Solid Oxide Fuel Cells (SOFCs) are considered fairly flexible in terms of employed fuel since the high operating temperature allows direct internal conversion of hydrocarbons to hydrogen. When fed with coal-derived syngas, significant fluctuations in the fuel composition are expected; hence, the study of the fuel cell response to sudden composition changes is a problem of interest. The fuel manifold is an essential component of a fuel cell system, since every change in the fuel upstream is delayed through the manifold before impacting the fuel cell performance. An accurate model of the manifold is extremely important to determine how the fuel cell can handle fuel composition variations.
In this work, a real-time model of a fuel manifold for a SOFC stack was developed. The model included a fuel valve, a pipe, and a distribution system of the fuel in the channels, and it was incorporated in a previously developed real-time, distributed model of a SOFC. Darcy equation for pressure losses and ideal gas law for the fuel properties were employed, ensuring the required computational time of 30 ms could be met. A parametric analysis was performed varying the geometry and the fuel conditions (composition, mass flow rate, temperature, and pressure) in order to ensure the validity of the assumptions in the operative range of interest.

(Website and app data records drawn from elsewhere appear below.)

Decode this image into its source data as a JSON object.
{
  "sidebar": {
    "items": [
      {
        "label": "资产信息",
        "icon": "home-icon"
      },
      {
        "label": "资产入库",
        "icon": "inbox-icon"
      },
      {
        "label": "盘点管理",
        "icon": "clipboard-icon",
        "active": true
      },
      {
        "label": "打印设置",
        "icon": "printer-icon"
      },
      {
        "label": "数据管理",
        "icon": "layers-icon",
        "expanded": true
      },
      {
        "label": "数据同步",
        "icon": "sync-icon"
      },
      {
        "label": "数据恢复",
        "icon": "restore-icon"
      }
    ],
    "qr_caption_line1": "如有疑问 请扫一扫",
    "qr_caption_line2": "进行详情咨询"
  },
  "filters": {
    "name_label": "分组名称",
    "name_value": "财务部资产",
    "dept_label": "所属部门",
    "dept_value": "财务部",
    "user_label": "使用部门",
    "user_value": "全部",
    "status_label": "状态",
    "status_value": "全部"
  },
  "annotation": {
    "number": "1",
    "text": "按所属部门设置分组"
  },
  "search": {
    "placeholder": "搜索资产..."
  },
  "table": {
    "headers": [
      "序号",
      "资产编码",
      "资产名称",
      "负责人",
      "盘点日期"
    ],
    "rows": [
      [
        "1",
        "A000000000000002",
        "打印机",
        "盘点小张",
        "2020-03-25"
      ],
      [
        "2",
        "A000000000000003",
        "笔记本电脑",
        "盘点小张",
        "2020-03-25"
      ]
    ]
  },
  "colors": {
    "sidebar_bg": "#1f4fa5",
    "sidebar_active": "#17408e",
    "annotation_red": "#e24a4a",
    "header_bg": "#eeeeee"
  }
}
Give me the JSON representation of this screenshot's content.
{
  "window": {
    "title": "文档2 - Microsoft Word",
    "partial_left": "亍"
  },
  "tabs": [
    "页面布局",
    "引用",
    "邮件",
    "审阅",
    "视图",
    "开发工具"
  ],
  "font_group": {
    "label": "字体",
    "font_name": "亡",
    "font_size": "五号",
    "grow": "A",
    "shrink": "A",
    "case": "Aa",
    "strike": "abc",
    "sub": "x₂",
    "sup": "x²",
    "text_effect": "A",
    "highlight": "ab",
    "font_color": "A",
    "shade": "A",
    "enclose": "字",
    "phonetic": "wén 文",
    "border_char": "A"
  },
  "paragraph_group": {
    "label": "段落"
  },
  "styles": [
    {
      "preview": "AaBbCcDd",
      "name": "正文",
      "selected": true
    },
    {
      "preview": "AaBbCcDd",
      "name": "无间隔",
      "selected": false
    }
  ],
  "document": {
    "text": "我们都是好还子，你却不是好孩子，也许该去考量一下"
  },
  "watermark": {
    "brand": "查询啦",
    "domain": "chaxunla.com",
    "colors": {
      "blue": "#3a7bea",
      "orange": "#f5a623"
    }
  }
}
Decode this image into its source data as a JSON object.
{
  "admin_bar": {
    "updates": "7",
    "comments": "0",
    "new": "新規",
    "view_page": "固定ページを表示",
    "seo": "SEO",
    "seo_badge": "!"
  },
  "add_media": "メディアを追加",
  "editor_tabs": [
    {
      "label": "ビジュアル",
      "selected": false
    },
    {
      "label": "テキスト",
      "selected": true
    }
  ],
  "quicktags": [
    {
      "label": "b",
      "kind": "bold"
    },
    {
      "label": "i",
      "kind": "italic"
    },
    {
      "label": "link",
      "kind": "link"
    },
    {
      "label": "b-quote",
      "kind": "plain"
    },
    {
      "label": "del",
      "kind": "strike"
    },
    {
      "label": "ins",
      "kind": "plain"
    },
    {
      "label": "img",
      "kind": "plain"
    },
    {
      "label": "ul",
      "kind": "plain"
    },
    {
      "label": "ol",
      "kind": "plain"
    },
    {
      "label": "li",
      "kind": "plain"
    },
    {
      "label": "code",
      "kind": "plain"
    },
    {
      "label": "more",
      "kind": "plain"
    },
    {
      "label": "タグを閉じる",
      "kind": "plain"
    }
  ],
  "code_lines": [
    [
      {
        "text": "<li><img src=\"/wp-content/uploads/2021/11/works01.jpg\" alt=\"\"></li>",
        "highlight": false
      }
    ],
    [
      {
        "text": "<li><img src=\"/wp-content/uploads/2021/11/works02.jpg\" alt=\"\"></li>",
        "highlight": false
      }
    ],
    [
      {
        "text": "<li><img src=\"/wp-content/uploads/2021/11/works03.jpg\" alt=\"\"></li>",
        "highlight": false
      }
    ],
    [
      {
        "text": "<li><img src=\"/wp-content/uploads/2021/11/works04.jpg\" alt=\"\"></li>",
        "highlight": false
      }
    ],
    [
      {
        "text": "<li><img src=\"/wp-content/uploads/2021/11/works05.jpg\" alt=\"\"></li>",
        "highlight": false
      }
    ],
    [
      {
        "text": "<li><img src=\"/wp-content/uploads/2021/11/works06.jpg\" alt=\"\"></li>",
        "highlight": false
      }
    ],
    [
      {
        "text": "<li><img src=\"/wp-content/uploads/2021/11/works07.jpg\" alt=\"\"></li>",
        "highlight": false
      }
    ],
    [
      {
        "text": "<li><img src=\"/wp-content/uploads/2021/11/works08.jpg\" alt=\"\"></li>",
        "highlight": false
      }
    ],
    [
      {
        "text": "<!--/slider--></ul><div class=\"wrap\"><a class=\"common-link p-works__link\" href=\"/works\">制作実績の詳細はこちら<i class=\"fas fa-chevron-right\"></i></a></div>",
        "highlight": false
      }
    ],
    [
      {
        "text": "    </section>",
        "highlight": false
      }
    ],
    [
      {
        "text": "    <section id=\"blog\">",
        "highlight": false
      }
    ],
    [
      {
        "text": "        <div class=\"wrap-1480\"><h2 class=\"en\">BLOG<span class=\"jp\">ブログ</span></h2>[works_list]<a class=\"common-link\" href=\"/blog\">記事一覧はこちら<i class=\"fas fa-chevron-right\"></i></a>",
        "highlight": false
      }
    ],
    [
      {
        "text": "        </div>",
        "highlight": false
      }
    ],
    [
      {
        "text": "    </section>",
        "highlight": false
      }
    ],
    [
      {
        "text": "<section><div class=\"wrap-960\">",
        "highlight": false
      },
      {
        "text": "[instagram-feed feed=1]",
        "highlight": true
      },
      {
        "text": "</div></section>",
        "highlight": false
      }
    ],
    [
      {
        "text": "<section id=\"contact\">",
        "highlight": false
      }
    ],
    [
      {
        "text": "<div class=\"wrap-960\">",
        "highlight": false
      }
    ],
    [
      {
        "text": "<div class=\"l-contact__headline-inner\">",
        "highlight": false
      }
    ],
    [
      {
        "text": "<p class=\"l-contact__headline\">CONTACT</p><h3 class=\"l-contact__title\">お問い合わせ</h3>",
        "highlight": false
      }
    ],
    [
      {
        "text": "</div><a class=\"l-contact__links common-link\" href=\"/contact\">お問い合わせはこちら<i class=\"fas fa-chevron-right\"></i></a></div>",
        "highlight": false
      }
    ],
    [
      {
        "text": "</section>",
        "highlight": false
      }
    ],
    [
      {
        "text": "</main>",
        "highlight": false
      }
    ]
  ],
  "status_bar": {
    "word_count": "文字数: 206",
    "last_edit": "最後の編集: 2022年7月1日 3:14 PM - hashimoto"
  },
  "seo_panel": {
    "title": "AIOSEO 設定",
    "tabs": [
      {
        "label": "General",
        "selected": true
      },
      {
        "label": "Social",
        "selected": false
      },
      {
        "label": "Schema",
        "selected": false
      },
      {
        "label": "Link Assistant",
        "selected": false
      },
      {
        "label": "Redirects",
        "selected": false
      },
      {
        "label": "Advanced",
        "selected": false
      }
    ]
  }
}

The residence time in the manifold volume was evaluated with the model, and a composition change was applied to the inlet fuel in order to analyze the time delay. These aspects appeared to be very critical in a view of real-time control of the fuel cell dynamics.